The new infrastructure, using the shared GBIF/ALA codebase, increases data indexing speeds for the ALA, reduces its operational costs and reduces long-term technical debt accumulated by developing independent systems. These efficiencies are critical for the ALA’s infrastructure to keep pace with data growing at a rate of more than one million species occurrence records every year.
Users have already reported that ALA’s systems are more responsive, particularly when searching species data, navigating the maps and using the Spatial Portal analytical tool, reports Javier Molina, project lead for the Core Infrastructure Upgrade Project. Publishers may also see improvements, given that the infrastructure smoothly processed an update to a dataset of more than 20 million records from eBird Australia.
The improvements have also generated an immediate return on the teams’ investment in the collaboration. During its first day in production, the cost of operating the ALA infrastructure was reduced by 43 per cent, a rate that will net annual savings of nearly €50,000 (AU$ 79,000).
The recent upgrade also improves the consistency in how the ALA, GBIF and other biodiversity infrastructures process data. Given that many users of the ALA also frequently access data through GBIF, uniform handling of data flags and interpretations eliminates potential sources of confusion and enables them to use both platforms with proficiency.

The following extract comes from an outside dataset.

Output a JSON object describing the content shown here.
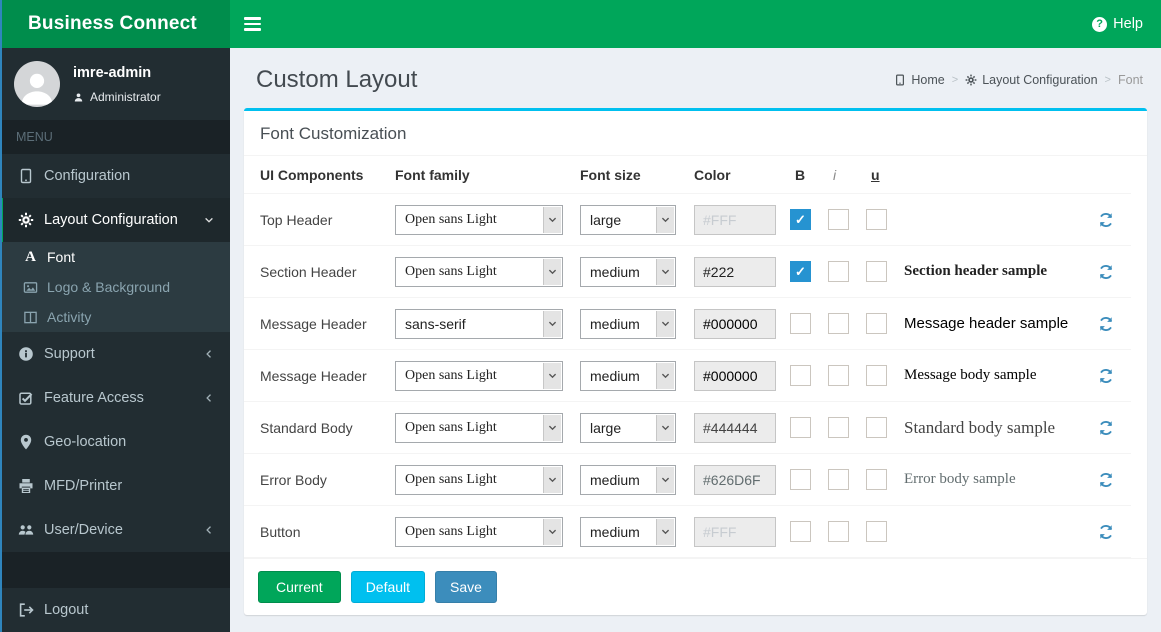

With this first stage of the project complete, the ALA will set its sights on simplifying data ingestion processes and further collaboration with GBIF on shared goals such as establishing common vocabularies and managing DNA-derived records more consistently.
Last, and most definitely not least, comes engagement of the wider Living Atlases community. This group comprises more than two dozen international teams in the GBIF network who implement the open-source platform originally developed by the ALA in other national, thematic, regional and institutional settings.
You can read more about the upgrade project on the GBIF website.